This will help to keep weeds and other plants from growing through the top layer of crushed rock. Additionally, it will reduce the amount of work needed to keep the area free from settling, allowing the surface to last longer. A slight grade away from the garage and home is also recommended to ensure that rainwater drains properly and prevents flooding problems.

Plan Ahead

Gravel is becoming an increasingly popular choice for driveways because it provides a more natural look and can add a rustic charm to a home. It is also cost-effective, durable, and easy to maintain with regular weed and snow removal.

Before any work begins on a gravel driveway, you should survey the site and identify the location of any buried utilities like water or electricity. This will save you a lot of trouble and money in the long run.

Once the area is cleared and ready to be constructed, the general contracting should lay a geotextile membrane before laying a sub-base material. This layer helps to spread the weight of a car across the surface and prevents channels from forming. The sub-base material should then be compacted using a tamping machine or roller.

Be Flexible

Gravel driveways offer a natural aesthetic while also being easy to maintain. They allow rainwater to seep into the ground instead of accumulating, and they can be made from various materials, including recycled materials.

The first step in constructing a gravel driveway is to survey your property and determine the best location and size. After that, you can begin clearing and preparing the area for construction. This typically involves removing vegetation and dirt with a shovel or a rented skid steer and ensuring the ground is leveled.

Once the site has been cleared, you can add rock and gravel layers. It’s important to properly compact each rock layer to ensure your driveway’s durability and strength.

Keep It Clean

Gravel driveways can look shabby quickly if the surface isn’t kept clean. Dirt and leaves should be removed as frequently as possible – especially in Autumn – to avoid them clogging the gravel and potentially blocking drainage.

A weed barrier should also be placed during installation to inhibit weed growth. Occasionally, spraying the weeds with a weed killer designed for use on paths and gravel driveways may be necessary.

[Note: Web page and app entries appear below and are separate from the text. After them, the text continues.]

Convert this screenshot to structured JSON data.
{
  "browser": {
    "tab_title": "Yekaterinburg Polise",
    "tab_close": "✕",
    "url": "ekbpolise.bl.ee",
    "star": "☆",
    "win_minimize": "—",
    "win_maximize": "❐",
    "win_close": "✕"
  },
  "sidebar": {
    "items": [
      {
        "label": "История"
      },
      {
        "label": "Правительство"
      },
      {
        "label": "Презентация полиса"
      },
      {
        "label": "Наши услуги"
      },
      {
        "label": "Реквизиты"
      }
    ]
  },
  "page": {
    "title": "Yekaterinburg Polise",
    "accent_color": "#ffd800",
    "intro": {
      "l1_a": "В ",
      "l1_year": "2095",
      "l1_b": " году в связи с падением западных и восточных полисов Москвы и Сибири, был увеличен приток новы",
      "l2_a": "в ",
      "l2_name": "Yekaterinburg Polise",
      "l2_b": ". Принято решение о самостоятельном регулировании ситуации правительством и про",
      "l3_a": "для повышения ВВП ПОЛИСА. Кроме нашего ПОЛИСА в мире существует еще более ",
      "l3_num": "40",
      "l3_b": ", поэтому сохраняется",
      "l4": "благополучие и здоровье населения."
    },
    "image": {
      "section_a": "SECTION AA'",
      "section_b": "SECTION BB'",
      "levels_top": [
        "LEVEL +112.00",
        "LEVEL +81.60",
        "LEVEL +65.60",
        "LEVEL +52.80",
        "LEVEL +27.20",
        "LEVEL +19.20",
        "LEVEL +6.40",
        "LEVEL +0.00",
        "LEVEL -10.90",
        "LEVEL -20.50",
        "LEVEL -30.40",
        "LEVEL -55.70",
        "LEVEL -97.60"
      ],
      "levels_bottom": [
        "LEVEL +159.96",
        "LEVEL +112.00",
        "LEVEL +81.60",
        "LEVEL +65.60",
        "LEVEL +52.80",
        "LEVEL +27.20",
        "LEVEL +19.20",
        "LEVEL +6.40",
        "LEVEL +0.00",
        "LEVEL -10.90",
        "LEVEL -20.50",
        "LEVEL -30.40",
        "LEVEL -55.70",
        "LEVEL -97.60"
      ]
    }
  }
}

Keeping up with these small maintenance tasks can prevent the development of divots and potholes, which can lead to unwanted puddles in wet weather. If stains occur, a special cleaning solution that isn’t too harsh and can protect the stone should be used. If a serious problem does arise, it should be filled in as soon as possible to avoid long-term issues.

Be Honest

Gravel driveways are prone to potholes and dips, especially with regular vehicle traffic. The good news is that these are easy to fill with a shovel, and the best way to prevent them from getting larger is by doing so regularly as soon as they appear. Larger potholes and dips may require regrading, which requires heavy equipment such as a tractor with a bucket or grader to spread and compact fresh gravel.

A benefit of a gravel driveway is its porous surface, which allows rainwater to drain rapidly. It also recharges groundwater, which benefits the environment. In addition, gravel driveways are relatively inexpensive to install. They also require less maintenance than concrete or paving stones.